Photo courtesy elisfanclub on flickr
O.K. perhaps it's not news to you, and instead just a bit more evidence of man's effect on climate. Eons of air bubbles trapped in Antarctic ice reveal how carbon dioxide ups and downs are in sync with rising and falling Earth temperatures, according to research presented in the journal Nature Geoscience - and hypothesizes how the recent surge of CO2 emissions has thrown that system, known as a feedback mechanism, out of whack.
Researcher Richard Zeebe measured CO2 in the air pockets in layers of Antarctic ice and found that amounts waxed and waned with known periods of cooling and warming on Earth. In the past CO2 upswings and downturns were smaller - an average change of around 22 parts per million (i.e. 22 CO2 molecules more or less) - and occurred when volcanoes erupted. Over time that extra was absorbed in deep sea beds. In the last 200 years, the amount of CO2 has risen by 100 parts (or 100 molecules) per million, and that jolt of extra CO2 will take hundreds or thousands of years to be absorbed. Which raises the question: are emissions reductions worthwhile when resetting the feedback mechanism will take so long and won't fix the climate we'll experience in our lifetimes? See Zeebe's response after the jump.Zeebe said the feedback mechanism that controls emissions' effect on climate operate so irritatingly slowly that we're going to have to live with the results of our excess CO2 spewing for many, many lifetimes.
And even though Zeebe doesn't at the moment see any man-made intervention that could quickly help us reset the feedback loop, he doesn't see that as a reason to stop trying.
"The message is that nature will not clean up our mess for us quickly," he said. "It's our responsibility to do that and whatever measures we take to reduce emissions, it's worth it."
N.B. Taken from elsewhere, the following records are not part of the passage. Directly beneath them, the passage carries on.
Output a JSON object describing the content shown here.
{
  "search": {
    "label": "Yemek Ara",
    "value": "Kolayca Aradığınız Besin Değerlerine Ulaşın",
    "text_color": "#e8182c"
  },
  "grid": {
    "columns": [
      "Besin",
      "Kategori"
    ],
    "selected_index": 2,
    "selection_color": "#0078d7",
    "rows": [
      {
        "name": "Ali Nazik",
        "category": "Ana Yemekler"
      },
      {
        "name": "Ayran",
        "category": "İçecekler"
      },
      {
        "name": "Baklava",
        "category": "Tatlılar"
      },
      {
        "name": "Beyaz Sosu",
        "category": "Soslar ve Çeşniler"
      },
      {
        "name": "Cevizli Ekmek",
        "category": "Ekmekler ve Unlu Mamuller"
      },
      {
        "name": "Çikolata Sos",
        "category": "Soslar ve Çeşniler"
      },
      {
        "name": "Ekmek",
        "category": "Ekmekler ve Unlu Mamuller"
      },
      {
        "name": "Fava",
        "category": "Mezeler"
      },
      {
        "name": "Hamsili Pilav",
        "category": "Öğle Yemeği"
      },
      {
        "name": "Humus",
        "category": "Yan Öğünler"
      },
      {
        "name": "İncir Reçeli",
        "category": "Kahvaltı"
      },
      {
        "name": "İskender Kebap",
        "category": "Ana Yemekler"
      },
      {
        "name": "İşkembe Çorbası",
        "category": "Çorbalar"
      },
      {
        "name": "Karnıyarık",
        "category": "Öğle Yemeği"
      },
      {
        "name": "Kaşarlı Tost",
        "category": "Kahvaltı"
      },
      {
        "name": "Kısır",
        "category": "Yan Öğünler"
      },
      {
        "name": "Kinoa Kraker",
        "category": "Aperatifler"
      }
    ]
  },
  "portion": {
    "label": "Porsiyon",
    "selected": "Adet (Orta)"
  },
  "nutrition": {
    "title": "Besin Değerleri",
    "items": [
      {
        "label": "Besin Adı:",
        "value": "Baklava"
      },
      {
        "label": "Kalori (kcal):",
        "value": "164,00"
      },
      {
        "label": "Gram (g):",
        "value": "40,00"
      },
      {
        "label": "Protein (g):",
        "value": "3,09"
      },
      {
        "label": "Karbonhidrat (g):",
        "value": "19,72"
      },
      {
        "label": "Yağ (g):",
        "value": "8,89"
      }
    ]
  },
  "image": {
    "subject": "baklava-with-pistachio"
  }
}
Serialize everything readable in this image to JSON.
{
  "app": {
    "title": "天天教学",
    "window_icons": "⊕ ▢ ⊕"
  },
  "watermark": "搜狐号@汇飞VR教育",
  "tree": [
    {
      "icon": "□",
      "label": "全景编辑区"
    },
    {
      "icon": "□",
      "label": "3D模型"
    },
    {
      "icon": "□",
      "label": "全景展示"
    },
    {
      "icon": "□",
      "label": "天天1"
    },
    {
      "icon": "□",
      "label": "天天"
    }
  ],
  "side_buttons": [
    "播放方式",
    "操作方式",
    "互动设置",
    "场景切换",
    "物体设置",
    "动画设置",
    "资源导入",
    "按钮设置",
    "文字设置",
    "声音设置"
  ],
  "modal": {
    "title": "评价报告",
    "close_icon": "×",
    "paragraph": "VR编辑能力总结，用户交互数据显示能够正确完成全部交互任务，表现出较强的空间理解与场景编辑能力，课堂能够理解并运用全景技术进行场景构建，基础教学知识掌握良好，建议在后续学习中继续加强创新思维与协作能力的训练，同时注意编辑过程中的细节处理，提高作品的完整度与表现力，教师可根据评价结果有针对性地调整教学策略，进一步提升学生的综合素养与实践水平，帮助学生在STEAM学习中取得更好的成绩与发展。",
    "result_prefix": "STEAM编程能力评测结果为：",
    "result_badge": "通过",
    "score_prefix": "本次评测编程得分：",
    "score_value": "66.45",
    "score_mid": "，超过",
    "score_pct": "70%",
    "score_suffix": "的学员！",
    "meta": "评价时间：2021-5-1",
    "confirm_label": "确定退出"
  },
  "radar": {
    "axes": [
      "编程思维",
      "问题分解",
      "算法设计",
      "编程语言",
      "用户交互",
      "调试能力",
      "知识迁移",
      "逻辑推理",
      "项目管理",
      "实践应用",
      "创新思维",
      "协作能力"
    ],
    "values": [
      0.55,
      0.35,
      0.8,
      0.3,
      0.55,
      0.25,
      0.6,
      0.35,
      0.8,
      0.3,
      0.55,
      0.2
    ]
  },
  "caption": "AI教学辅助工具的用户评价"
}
Plus, unfortunately for us all and our thus-far efforts, CO2 emissions are actually still increasing. Via ::Guardian